Travin Keith

A nomad currently in Prague, Czech Republic. I spend most of my time working in the blockchain and cryptocurrency space with the Nxt Foundation, an organization that supports the use Nxt and Ardor technology developed by Jelurida, as well as a representative of the Foundation to Hyperledger, a Linux Foundation project focused on distributed ledger technology. I'm also an advisor of SmartCash, a moderator of the BitcoinMarkets Slack channel, and a community fund escrow keyholder for Byteball

Outside of this space, I'm also a Partner of Content Runner, a content marketplace, a Partner of Words For Less, a content management and marketing provider, and a Project Manager of VA Runners, a VA service provider. I also occasionally contribute to sites like Search Engine Journal. If you would like to reach out to me, please do so through one of my social media accounts in the upper-right corner.

What Drives Me

Sometime late last year, I took a required course titled "Business, Government, and Society" taught by Hugh Judd.  I wasn't entirely interested in the course beforehand as I thought it was just going to be some pseudo-philosophy class with a business focus. It also didn't help that I was going to have to overload my classes the following quarter to the point that I would have to pay extra tuition fees. During the first class, he asked us to talk to the person next to us and say why we're there. I said something along the lines of, "I want to know why I have to take this class." However, as things progressed, it later developed into one of the best courses I've ever taken. 

 

While the course content was sparking my interest, one of his homework assignments which I don't think was a component of our grade, or at least a significant one, was the one that took up most of my time. In it, he asked as what our personal credo - what drives us and to do what we do - is. I've answered a lot of tough questions and problems up to that point, but I haven't been as stumped until then. While I didn't really spend hours sitting down and thinking about it, I did so every now and then such as while walking to class and work. I'm pretty sure that after working on it in my head for about two to three weeks I spent countless hours thinking about it. 

 

Paul Weller from The Jam, Ronnie Wood from The Rolling Stones, Paul McCartney, and Roger Daltrey from The Who playing Get Back at the Royal Albert Hall on March 29, 2012. 
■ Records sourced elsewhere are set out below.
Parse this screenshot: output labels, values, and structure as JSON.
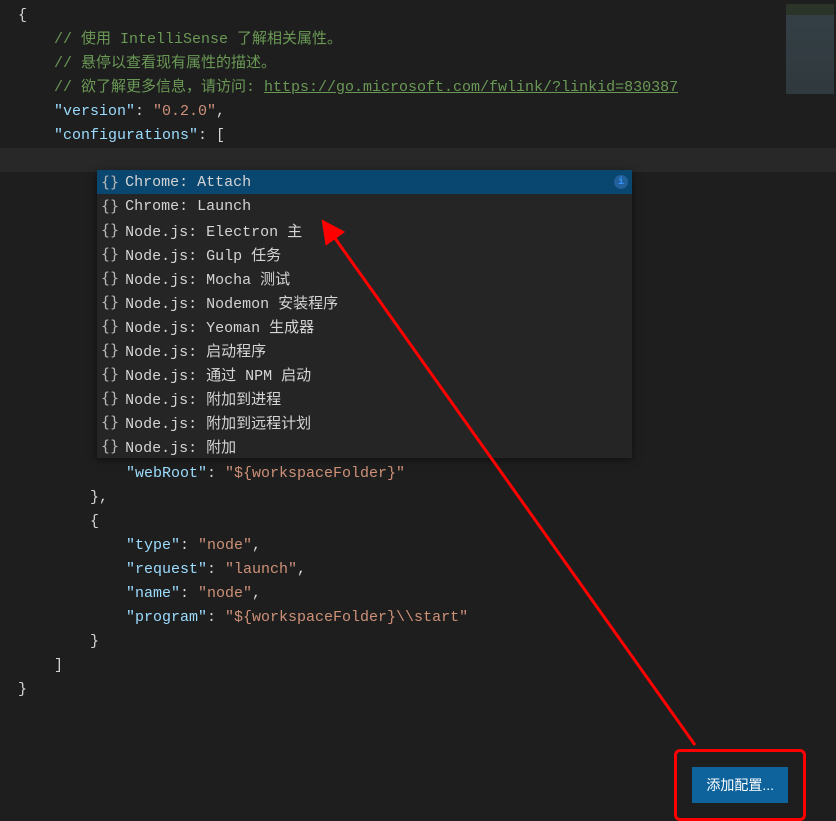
{
  "comments": {
    "c1": "// 使用 IntelliSense 了解相关属性。",
    "c2": "// 悬停以查看现有属性的描述。",
    "c3_prefix": "// 欲了解更多信息，请访问: ",
    "c3_link": "https://go.microsoft.com/fwlink/?linkid=830387"
  },
  "json_keys": {
    "version": "\"version\"",
    "version_val": "\"0.2.0\"",
    "configurations": "\"configurations\"",
    "webRoot": "\"webRoot\"",
    "webRoot_val": "\"${workspaceFolder}\"",
    "type": "\"type\"",
    "type_val": "\"node\"",
    "request": "\"request\"",
    "request_val": "\"launch\"",
    "name": "\"name\"",
    "name_val": "\"node\"",
    "program": "\"program\"",
    "program_val": "\"${workspaceFolder}\\\\start\""
  },
  "braces": {
    "open": "{",
    "close": "}",
    "open_bracket": "[",
    "close_bracket": "]",
    "colon_space": ": ",
    "comma": ","
  },
  "suggest": {
    "icon": "{}",
    "info": "i",
    "items": [
      "Chrome: Attach",
      "Chrome: Launch",
      "Node.js: Electron 主",
      "Node.js: Gulp 任务",
      "Node.js: Mocha 测试",
      "Node.js: Nodemon 安装程序",
      "Node.js: Yeoman 生成器",
      "Node.js: 启动程序",
      "Node.js: 通过 NPM 启动",
      "Node.js: 附加到进程",
      "Node.js: 附加到远程计划",
      "Node.js: 附加"
    ]
  },
  "button": {
    "add_config": "添加配置..."
  }
}
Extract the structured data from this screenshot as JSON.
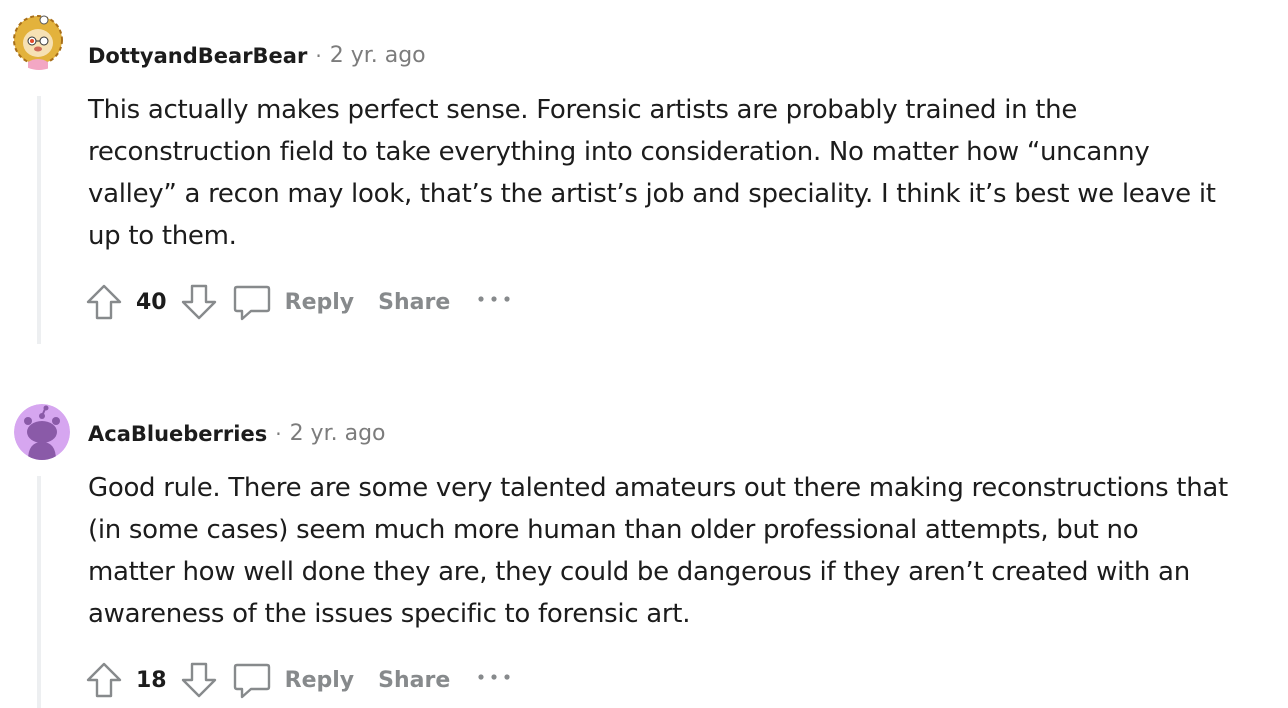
{
  "comments": [
    {
      "author": "DottyandBearBear",
      "separator": "·",
      "time": "2 yr. ago",
      "body": "This actually makes perfect sense. Forensic artists are probably trained in the reconstruction field to take everything into consideration. No matter how “uncanny valley” a recon may look, that’s the artist’s job and speciality. I think it’s best we leave it up to them.",
      "votes": "40",
      "reply_label": "Reply",
      "share_label": "Share",
      "avatar_icon": "lion-avatar-icon"
    },
    {
      "author": "AcaBlueberries",
      "separator": "·",
      "time": "2 yr. ago",
      "body": "Good rule. There are some very talented amateurs out there making reconstructions that (in some cases) seem much more human than older professional attempts, but no matter how well done they are, they could be dangerous if they aren’t created with an awareness of the issues specific to forensic art.",
      "votes": "18",
      "reply_label": "Reply",
      "share_label": "Share",
      "avatar_icon": "snoo-avatar-icon"
    }
  ],
  "colors": {
    "text": "#1c1c1c",
    "meta": "#7c7c7c",
    "action": "#878a8c",
    "thread_line": "#edeff1",
    "avatar2_bg": "#d6a6f0"
  }
}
Paul Weller from The Jam, Ronnie Wood from The Rolling Stones, Paul McCartney, and Roger Daltrey from The Who playing Get Back at the Royal Albert Hall on March 29, 2012. 

I played off a number of things in my head and wondered what really drove me. Was it logic? Was it doing the "right" thing? Or was it power? I wasn't really comfortable stating any of those and a number of others as I couldn't go over them beyond a few sentences. So I finally sat down and asked myself why I do things. Why do I push myself to do crazy things like overload on classes and take on three jobs? Why do I insist that spending a lot of money on the last ticket, to see Paul McCartney at the Royal Albert Hall, which ended up causing me to spend just about a pound a day on food for the next two months, was worth it? It certainly wasn't for bragging rights since most people don't really understand the things I do or criticize why I do certain things. If anything, some of the things I do make me look bad to others. 

 

That's when I realized that it was never really about others. The reason why I did everything was in front of me all along - to create great memories. I spend a good amount of my time each day just reflecting about what I've done, how far I've come, and just generally the great things that have happened in my life. I took a while for me to realize that this was what was driving me. I wanted to create more and more great things to look back on and more accomplishments to be proud of. 

1939 Remington "Remy" Rand Steele  

1939 Remington "Remy" Rand Steele  

Afterwards, it was pretty easy to write up the entire essay. And in true fashion, I did it on my newly-acquired 1939 Remington Rand typewriter, the first time I've ever done an actual piece of homework on one. (I accidentally turned in something that I thought was homework but really wasn't, so it doesn't really count) While I don't really remember what grade I got on it or if there even was one, not that it really matters, it's probably going to be the only one that I'll be sure to remember for the rest of my life.